Fans of the romantic-comedy Love Actually recently got a bonus reunion in the form of Red Nose Day Actually, a short charity special that gave audiences a peek at where their favorite characters ended up almost 15 years later.

One of the most improbable pairings from the original film was between Jamie (Colin Firth) and Aurelia (Lúcia Moniz), who fell in love despite almost no shared vocabulary. Jamie is English, and Aurelia is Portuguese, and they know just enough of each other’s native tongues for Jamie to propose and Aurelia to accept.

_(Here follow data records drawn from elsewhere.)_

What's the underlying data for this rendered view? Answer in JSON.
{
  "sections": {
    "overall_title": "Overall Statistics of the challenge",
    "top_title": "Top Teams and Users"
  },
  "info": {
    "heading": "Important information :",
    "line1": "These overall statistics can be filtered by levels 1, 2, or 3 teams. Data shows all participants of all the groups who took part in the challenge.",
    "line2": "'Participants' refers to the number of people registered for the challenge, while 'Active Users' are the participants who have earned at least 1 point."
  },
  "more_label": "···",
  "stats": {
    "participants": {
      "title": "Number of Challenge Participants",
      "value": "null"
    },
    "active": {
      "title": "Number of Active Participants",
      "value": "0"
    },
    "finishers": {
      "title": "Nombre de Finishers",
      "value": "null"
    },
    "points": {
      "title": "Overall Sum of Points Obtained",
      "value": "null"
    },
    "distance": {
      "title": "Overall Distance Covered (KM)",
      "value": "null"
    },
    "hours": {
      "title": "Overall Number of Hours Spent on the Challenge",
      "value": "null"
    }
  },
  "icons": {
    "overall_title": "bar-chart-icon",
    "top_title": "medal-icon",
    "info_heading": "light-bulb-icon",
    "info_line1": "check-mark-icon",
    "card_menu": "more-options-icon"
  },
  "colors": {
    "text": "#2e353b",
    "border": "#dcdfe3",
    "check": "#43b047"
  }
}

A decade and a half on, they have both improved their knowledge of each other’s languages—if not perfectly, in Jamie’s case. But apparently, their love is much stronger than his grasp on Portuguese grammar, because they’ve got three bilingual kids and another on the way. (And still enjoy having important romantic moments in the car.)

In 2015, Love Actually script editor Emma Freud revealed via Twitter what happened between Karen and Harry (Emma Thompson and Alan Rickman, who passed away last year). Most of the other couples get happy endings in the short—even if Hugh Grant's character hasn't gotten any better at dancing.

[h/t TV Guide]